Göbekli Tepe (Turkish for “Belly Hill”) is an important archaeological site in modern Turkey that contains the world’s oldest known megaliths. The hill is 1,000 feet in diameter and located at the high point of a mountain ridge in southeastern Turkey. The megaliths form circles somewhat similar to Stonehenge in England. Göbekli Tepe was discovered in the 1900s and investigated by German archaeologists under the leadership of Klaus Schmidt from 1996 to 2014.
Built prior to Stonehenge, Göbekli Tepe is considered by some to be the world’s oldest temple or religious site. What has been excavated so far in Göbekli Tepe reveals 43 monolithic limestone pillars, up to about 16 feet tall, linked by stone walls to form roughly circular structures. The structures vary in size between around 33 and 98 feet in diameter. Some of the pillars are decorated with carvings of animals or abstract symbols. There is much more to excavate; surveys of the hill indicate that there are as many as 250 more megaliths still buried around the site.
Some have surmised that Göbekli Tepe is somehow connected with the biblical Garden of Eden. Two details demonstrate that it is not:
First, trying to associate the Garden of Eden with any current location, including Göbekli Tepe, is problematic. According to Genesis 2:10–14, “a river watering the garden flowed from Eden; from there it was separated into four headwaters. The name of the first is the Pishon; it winds through the entire land of Havilah, where there is gold. (The gold of that land is good; aromatic resin and onyx are also there.) The name of the second river is the Gihon; it winds through the entire land of Cush. The name of the third river is the Tigris; it runs along the east side of Ashur. And the fourth river is the Euphrates.”

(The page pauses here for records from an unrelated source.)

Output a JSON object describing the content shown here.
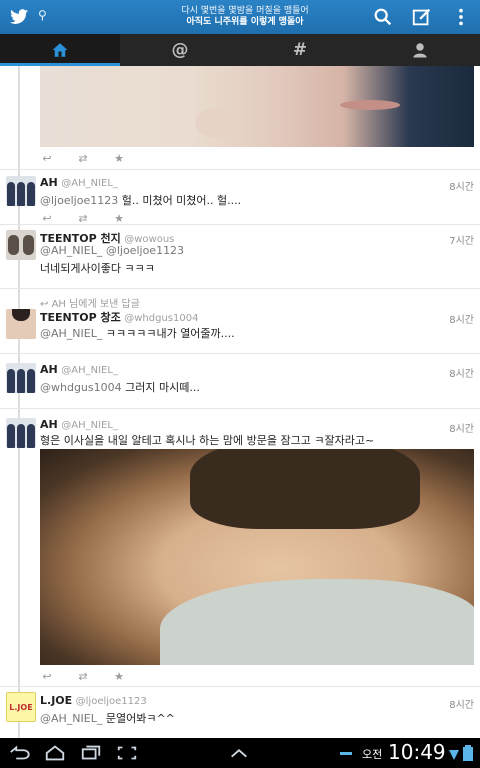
{
  "header": {
    "title_line1": "다시 몇번을 몇밤을 머칠을 맹들어",
    "title_line2": "아직도 니주위를 이렇게 맹돌아"
  },
  "tabs": [
    {
      "name": "home-icon",
      "label": ""
    },
    {
      "name": "mentions",
      "label": "@"
    },
    {
      "name": "hashtags",
      "label": "#"
    },
    {
      "name": "profile-icon",
      "label": ""
    }
  ],
  "tweets": [
    {
      "name": "AH",
      "handle": "@AH_NIEL_",
      "time": "8시간",
      "text_mention": "@ljoeljoe1123",
      "text": " 헐.. 미쳤어 미쳤어.. 헐...."
    },
    {
      "name": "TEENTOP 천지",
      "handle": "@wowous",
      "time": "7시간",
      "mentions": "@AH_NIEL_ @ljoeljoe1123",
      "text": "너네되게사이좋다 ㅋㅋㅋ"
    },
    {
      "reply_line": "AH 님에게 보낸 답글",
      "name": "TEENTOP 창조",
      "handle": "@whdgus1004",
      "time": "8시간",
      "text_mention": "@AH_NIEL_",
      "text": " ㅋㅋㅋㅋㅋ내가 열어줄까...."
    },
    {
      "name": "AH",
      "handle": "@AH_NIEL_",
      "time": "8시간",
      "text_mention": "@whdgus1004",
      "text": " 그러지 마시떼..."
    },
    {
      "name": "AH",
      "handle": "@AH_NIEL_",
      "time": "8시간",
      "text": "형은 이사실을 내일 알테고 혹시나 하는 맘에 방문을 잠그고 ㅋ잘자라고~"
    },
    {
      "name": "L.JOE",
      "handle": "@ljoeljoe1123",
      "time": "8시간",
      "text_mention": "@AH_NIEL_",
      "text": " 문열어봐ㅋ^^",
      "avatar_text": "L.JOE"
    }
  ],
  "statusbar": {
    "ampm": "오전",
    "clock": "10:49"
  },
  "colors": {
    "topbar": "#2a83c6",
    "tabbar": "#262626",
    "accent": "#2b92d8"
  }
}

Two modern-day rivers named the Tigris and Euphrates exist, and Göbekli Tepe is situated between them. However, there is no way to know if the modern-day Tigris and Euphrates are the same rivers mentioned in the Bible. The flood of Noah's day certainly changed the topography of the whole earth. Further, the modern Tigris and Euphrates start with different sources and eventually merge; the river mentioned as flowing out of Eden came from one source and then divided into four different streams. The details of Genesis 2:10–14 do not seem to allow for Göbekli Tepe as a possible site for the Garden of Eden.
A second biblical detail that makes Göbekli Tepe an unlikely candidate for the biblical Eden is the lack of any construction at Eden. After Adam and Eve sinned against God, their judgment included a forced expulsion from the garden: “So the LORD God banished him from the Garden of Eden to work the ground from which he had been taken. After he drove the man out, he placed on the east side of the Garden of Eden cherubim and a flaming sword flashing back and forth to guard the way to the tree of life” (Genesis 3:23—24).
Adam and Eve had no opportunity to build a site of worship at Eden. Once they were ejected from the garden, they were barred readmittance. Instead, the Garden of Eden remained an unoccupied garden or orchard, likely up to the flood in the time of Noah (Genesis 6–8). At that time, Eden was likely destroyed completely.
Whether Göbekli Tepe was constructed before or after the time of Noah’s flood is uncertain; what is certain is that it fits neither the location nor the description of the biblical Garden of Eden.